== AIM OF THE EXERCISE ==
Read through the listing below and return only the lines containing "date".

== DATA LISTING ==
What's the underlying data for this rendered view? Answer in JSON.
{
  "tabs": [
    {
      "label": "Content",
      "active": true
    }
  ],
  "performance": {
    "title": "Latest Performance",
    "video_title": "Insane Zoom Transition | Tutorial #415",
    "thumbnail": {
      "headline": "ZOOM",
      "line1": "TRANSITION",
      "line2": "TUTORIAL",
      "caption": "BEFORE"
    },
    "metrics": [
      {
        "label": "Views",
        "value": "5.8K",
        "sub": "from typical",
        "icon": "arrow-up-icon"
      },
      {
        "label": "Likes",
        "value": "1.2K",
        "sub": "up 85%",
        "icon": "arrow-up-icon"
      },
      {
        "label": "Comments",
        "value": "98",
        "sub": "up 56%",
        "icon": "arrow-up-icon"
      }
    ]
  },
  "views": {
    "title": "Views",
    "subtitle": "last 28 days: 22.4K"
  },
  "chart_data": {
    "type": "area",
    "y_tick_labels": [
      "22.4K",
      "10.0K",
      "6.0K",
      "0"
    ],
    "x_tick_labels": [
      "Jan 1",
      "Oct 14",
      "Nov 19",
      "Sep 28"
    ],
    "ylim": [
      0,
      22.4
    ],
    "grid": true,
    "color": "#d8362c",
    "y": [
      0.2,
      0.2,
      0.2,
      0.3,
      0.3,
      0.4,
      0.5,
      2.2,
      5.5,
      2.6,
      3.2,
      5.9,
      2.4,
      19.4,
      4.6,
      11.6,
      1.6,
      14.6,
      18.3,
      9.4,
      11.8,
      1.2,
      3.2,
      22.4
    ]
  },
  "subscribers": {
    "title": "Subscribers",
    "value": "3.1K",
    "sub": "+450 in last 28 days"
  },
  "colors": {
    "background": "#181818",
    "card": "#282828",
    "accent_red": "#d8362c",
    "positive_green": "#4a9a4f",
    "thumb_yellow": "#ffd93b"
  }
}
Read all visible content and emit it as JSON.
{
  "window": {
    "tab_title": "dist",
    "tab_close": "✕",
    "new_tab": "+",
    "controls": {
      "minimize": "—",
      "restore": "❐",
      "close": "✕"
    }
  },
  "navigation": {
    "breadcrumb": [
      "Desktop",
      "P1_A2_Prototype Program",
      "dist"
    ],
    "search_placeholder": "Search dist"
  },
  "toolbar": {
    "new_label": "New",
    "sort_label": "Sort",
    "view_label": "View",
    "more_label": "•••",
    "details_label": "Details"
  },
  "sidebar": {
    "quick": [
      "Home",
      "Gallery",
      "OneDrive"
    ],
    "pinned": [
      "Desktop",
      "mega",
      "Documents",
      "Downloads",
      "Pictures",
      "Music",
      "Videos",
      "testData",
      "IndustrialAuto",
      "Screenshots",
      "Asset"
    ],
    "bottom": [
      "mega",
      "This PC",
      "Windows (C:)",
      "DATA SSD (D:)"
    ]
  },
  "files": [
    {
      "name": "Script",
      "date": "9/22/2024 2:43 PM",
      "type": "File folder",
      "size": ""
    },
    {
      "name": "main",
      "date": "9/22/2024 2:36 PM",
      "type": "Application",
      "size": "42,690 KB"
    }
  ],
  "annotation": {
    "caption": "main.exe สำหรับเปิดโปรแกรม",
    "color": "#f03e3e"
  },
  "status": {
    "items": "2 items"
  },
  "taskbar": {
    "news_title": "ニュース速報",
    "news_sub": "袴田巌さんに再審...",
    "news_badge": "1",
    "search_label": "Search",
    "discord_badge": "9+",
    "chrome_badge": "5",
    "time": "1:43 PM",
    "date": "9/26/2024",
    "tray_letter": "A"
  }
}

== RESPONSE AREA ==
      "date": "9/22/2024 2:43 PM",
      "date": "9/22/2024 2:36 PM",
    "date": "9/26/2024",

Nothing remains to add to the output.